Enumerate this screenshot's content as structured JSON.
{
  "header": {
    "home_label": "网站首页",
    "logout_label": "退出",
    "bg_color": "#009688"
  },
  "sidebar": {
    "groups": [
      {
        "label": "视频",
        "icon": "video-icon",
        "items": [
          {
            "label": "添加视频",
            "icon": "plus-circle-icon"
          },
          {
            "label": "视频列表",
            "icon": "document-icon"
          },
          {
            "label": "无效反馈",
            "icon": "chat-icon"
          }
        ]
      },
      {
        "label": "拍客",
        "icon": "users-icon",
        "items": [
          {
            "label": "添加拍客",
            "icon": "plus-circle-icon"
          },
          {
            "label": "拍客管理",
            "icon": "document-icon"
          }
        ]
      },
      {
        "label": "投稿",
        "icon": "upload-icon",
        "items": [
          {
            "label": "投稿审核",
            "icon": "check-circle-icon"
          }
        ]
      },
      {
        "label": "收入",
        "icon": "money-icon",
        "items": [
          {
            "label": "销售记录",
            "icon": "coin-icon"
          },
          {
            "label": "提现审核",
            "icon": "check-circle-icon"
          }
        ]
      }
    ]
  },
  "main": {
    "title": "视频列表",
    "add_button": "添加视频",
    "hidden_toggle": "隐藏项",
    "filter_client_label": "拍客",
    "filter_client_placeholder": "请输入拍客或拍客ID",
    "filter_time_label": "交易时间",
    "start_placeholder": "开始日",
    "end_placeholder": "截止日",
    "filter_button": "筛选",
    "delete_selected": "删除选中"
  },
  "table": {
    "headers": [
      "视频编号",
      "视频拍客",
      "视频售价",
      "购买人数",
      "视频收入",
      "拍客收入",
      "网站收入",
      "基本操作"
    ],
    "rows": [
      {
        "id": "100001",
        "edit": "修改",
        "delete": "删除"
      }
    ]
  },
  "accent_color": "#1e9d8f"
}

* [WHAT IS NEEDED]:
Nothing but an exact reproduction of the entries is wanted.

* [REPLY TO THE EXERCISE]:
Enumerate this screenshot's content as structured JSON.
{
  "header": {
    "home_label": "网站首页",
    "logout_label": "退出",
    "bg_color": "#009688"
  },
  "sidebar": {
    "groups": [
      {
        "label": "视频",
        "icon": "video-icon",
        "items": [
          {
            "label": "添加视频",
            "icon": "plus-circle-icon"
          },
          {
            "label": "视频列表",
            "icon": "document-icon"
          },
          {
            "label": "无效反馈",
            "icon": "chat-icon"
          }
        ]
      },
      {
        "label": "拍客",
        "icon": "users-icon",
        "items": [
          {
            "label": "添加拍客",
            "icon": "plus-circle-icon"
          },
          {
            "label": "拍客管理",
            "icon": "document-icon"
          }
        ]
      },
      {
        "label": "投稿",
        "icon": "upload-icon",
        "items": [
          {
            "label": "投稿审核",
            "icon": "check-circle-icon"
          }
        ]
      },
      {
        "label": "收入",
        "icon": "money-icon",
        "items": [
          {
            "label": "销售记录",
            "icon": "coin-icon"
          },
          {
            "label": "提现审核",
            "icon": "check-circle-icon"
          }
        ]
      }
    ]
  },
  "main": {
    "title": "视频列表",
    "add_button": "添加视频",
    "hidden_toggle": "隐藏项",
    "filter_client_label": "拍客",
    "filter_client_placeholder": "请输入拍客或拍客ID",
    "filter_time_label": "交易时间",
    "start_placeholder": "开始日",
    "end_placeholder": "截止日",
    "filter_button": "筛选",
    "delete_selected": "删除选中"
  },
  "table": {
    "headers": [
      "视频编号",
      "视频拍客",
      "视频售价",
      "购买人数",
      "视频收入",
      "拍客收入",
      "网站收入",
      "基本操作"
    ],
    "rows": [
      {
        "id": "100001",
        "edit": "修改",
        "delete": "删除"
      }
    ]
  },
  "accent_color": "#1e9d8f"
}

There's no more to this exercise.